(download java if you don't have it already)
13) You can read reviews of gears here, as well as on the audiogon :
14) Some of the companies making good mid-fi gears are:
NAD, Arcam, Parasound, Music Hall, Rega, etc.
There are better sounding units within these companies, so you may want to google search for reviews, and have a listen if at all possible before buying.
I hope this helps to clearify rather than confuse you further.
Welcome to this exciting hobby - just don't get carried away with upgrade bug, and dig deep into your bank account like many of audiophiles, but keep in mind that it's love of music that got you into this hobby, and not the love of gears - although some are quite attractive I have to admit.
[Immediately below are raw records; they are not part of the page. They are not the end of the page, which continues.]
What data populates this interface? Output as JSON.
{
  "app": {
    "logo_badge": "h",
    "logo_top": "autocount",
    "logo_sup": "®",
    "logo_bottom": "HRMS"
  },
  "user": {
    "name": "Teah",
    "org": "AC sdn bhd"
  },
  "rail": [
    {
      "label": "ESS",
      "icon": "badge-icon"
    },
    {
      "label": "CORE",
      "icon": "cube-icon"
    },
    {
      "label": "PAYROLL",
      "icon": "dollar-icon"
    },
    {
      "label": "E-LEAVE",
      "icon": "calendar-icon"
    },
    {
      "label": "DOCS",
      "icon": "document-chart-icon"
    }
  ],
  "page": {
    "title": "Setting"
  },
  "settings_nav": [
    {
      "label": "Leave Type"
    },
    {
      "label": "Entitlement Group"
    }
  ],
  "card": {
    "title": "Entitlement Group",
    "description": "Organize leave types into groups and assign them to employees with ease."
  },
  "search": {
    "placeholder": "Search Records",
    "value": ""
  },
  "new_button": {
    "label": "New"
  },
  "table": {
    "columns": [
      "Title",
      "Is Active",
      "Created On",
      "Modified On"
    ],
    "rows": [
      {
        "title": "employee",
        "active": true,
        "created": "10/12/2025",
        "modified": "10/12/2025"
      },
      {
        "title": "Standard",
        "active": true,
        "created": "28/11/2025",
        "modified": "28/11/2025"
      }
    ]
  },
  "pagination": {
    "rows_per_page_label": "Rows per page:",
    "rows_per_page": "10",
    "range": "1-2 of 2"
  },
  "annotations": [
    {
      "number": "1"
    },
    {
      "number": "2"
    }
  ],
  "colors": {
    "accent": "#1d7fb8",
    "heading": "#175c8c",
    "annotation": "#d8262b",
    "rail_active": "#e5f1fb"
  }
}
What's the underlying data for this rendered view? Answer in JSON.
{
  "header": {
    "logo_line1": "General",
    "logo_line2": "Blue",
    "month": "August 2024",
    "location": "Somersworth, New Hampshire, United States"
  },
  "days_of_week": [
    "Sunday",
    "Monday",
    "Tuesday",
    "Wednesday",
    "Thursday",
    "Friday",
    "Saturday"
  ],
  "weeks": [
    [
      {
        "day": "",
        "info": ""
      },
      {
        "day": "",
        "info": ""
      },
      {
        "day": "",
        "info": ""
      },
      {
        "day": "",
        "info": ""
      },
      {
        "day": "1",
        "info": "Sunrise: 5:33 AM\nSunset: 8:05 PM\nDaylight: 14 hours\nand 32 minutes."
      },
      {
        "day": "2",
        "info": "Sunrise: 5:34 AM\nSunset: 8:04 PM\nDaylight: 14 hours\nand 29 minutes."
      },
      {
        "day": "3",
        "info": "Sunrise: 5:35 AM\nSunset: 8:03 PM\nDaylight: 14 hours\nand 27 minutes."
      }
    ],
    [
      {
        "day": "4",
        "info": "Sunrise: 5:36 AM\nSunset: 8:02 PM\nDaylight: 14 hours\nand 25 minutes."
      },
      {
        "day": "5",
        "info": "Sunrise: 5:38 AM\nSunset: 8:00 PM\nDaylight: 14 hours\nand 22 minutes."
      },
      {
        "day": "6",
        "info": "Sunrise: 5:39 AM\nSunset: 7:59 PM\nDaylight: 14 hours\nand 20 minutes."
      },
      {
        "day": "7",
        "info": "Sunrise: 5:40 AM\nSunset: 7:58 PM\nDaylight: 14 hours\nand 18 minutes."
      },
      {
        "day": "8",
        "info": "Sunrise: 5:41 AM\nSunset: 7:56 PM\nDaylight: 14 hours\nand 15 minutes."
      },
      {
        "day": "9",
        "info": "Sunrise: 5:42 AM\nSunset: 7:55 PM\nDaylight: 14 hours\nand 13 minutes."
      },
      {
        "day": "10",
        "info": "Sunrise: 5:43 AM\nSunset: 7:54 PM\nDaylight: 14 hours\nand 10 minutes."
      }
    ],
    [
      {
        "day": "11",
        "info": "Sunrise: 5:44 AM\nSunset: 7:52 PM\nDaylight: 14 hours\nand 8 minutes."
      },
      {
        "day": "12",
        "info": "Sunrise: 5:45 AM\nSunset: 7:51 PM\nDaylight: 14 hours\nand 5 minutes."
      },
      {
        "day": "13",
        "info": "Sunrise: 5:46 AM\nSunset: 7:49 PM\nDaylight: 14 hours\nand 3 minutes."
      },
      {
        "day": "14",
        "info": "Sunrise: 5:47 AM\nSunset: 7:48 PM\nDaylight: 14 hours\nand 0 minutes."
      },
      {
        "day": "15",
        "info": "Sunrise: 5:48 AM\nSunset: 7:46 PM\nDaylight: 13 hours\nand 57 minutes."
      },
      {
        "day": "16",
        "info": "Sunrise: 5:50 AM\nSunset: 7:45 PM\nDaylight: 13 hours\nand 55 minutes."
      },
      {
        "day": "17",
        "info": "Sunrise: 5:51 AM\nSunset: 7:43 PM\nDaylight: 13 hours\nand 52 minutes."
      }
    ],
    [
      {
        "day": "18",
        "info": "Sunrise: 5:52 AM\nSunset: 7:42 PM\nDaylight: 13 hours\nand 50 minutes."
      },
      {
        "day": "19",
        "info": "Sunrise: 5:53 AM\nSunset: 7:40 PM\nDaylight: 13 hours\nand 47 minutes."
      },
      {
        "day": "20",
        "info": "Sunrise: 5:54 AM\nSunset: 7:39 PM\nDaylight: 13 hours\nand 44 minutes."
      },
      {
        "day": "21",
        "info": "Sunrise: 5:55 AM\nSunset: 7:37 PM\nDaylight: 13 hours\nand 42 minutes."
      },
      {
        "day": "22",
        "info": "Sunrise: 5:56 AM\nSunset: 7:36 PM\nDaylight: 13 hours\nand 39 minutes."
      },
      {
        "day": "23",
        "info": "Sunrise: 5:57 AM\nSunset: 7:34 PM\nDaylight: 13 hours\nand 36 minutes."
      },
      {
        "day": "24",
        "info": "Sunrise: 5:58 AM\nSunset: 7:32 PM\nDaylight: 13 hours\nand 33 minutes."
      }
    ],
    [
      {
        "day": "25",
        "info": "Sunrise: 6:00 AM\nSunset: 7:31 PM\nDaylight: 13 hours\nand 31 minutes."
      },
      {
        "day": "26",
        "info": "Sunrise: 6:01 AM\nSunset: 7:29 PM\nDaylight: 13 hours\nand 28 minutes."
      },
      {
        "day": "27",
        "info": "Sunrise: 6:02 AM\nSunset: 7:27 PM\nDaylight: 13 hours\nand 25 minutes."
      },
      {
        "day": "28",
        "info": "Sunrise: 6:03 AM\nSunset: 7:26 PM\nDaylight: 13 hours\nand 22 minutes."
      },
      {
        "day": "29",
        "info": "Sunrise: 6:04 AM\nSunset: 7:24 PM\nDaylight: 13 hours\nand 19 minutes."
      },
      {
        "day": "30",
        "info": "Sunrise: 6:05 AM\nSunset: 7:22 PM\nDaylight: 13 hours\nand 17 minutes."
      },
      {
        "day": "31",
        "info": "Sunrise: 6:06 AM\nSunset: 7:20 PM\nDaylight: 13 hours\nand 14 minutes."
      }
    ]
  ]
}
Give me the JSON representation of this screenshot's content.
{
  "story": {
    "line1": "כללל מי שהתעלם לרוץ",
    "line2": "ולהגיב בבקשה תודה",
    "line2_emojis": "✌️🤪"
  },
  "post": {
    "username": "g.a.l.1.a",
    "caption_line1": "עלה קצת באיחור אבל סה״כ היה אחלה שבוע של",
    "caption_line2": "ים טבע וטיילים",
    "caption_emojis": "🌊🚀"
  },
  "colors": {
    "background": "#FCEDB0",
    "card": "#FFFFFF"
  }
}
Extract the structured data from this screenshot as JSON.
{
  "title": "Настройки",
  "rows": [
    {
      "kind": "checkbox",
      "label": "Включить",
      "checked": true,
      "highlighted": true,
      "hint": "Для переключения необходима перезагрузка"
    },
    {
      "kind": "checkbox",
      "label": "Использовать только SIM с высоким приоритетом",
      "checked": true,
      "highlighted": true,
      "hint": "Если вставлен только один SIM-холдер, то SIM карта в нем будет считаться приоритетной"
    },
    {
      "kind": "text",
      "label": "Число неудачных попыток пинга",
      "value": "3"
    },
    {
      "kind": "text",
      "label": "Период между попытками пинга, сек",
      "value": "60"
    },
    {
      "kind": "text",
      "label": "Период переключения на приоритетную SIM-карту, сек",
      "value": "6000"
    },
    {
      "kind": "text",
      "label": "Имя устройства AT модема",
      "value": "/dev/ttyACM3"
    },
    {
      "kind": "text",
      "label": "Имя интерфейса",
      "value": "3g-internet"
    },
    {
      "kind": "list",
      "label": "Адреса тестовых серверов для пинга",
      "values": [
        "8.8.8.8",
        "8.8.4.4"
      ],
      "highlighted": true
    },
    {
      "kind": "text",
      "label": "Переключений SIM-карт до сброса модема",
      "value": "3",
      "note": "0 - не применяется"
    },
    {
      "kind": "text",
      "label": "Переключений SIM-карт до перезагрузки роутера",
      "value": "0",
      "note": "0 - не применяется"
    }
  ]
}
Lastly, if you buy them gently used here on the audiogon, you can resell them here without loosing much money - when you do get the urge to upgrade.
Good luck and I hope you find good sounds at home you are looking for without breaking your bank account - it's possible if you stick with good mid-fi system. There is quite a bit of enjoyment tobe had from it ...
02-03-09: Mags5000That's why you need to honestly examine how you *will* use the system, rather than how you might use it under ideal conditions. In my case, with an open architecture living area and various kids and dogs moving throughout the area, I chose Mirage omnidirectional speakers. They're compact, sensitive, and turn your entire living space into a general sweet spot. They exhibit very even timbre, tonality, and stable stereo image whether you're sitting, standing, walking about, or off to one side. Yet if you sit in the sweet spot, you do get more detail and soundstage.
Many speakers only sound right if your ears are at the tweeters' height and you're no more than 15 deg. off axis. That type of speaker is fine for nearfield monitoring, but for a more sociable setup, omnidirectional--or at least very wide dispersion--speakers rule.
After you've followed all the good advice on this thread and after you've purchased your initial system, visit this forum at least once a week and read through the threads. In 12 months, you'll begin to tweak what you've purchased, 6 months after that, one by one, you'll begin to slowly replace the items that you originally purchased.
In adopting a hi-fi hobby, you're about to start a never ending journey.
....my advice is, while on your journey, never be afraid to trust your ears.
.....enjoy the ride
Thank you all so much for your advice. I feel a little more confident now. My budget is around $US1500.
For my system I'm thinking of an integrated amp and a pair of floorstanding speakers. I live in Hong Kong so there's not too much equipment to choose from and not really many places where I can test equipment. (I'm hoping to get second hand gear)
The room where the system will be is rectangular, concrete walls and has a tiled floor.(around 4 metres by 10 metres It's the main living area so I wont have much room to play with. (I guess a more social set up would be realistic, although I do enjoy listening to my music and take it seiously)
Speakers I've been looking into are B&W and KEF but am open to any brand. Not even began to look at integrated amps yet.
Musical tastes are indi, rock, jazz
Most of my music is on an MP3 player (I try to use a higher bit rate 192 - 320) Would this make a significant difference in sound quality compared to CD's?
So with all this in mind, what type/style of speakers (should i biwire) and amp should I be looking out for and what would you recommend?
B&W and Kef are good speakers.
These reviews might be of interest to you :
For integrated amp, you want to get one that matches the speaker well - some combinations are better than others. After choosing the speaker, I would ask here for the right synergy integrated amp.
You can start here though :
Hongkong is a good place for hifi - please read this :
There are some good sounding chinese hifi gears - you might want to explore that too, like Cayin amps, melody, music hall, etc.
Wu ei hifi...
I have 4 pieces of Chinese gear: two Audio Space monoblock amplifiers, an Audio Space integrated amp and a JAS Audio CD player. In my humble opinion these offer extraordinary value for money; I don't know where you would find equivalent sound and build quality at a lower price unless you got very lucky on the second-hand market.
I believe Audio Space and JAS Audio are actually based in Hong Kong.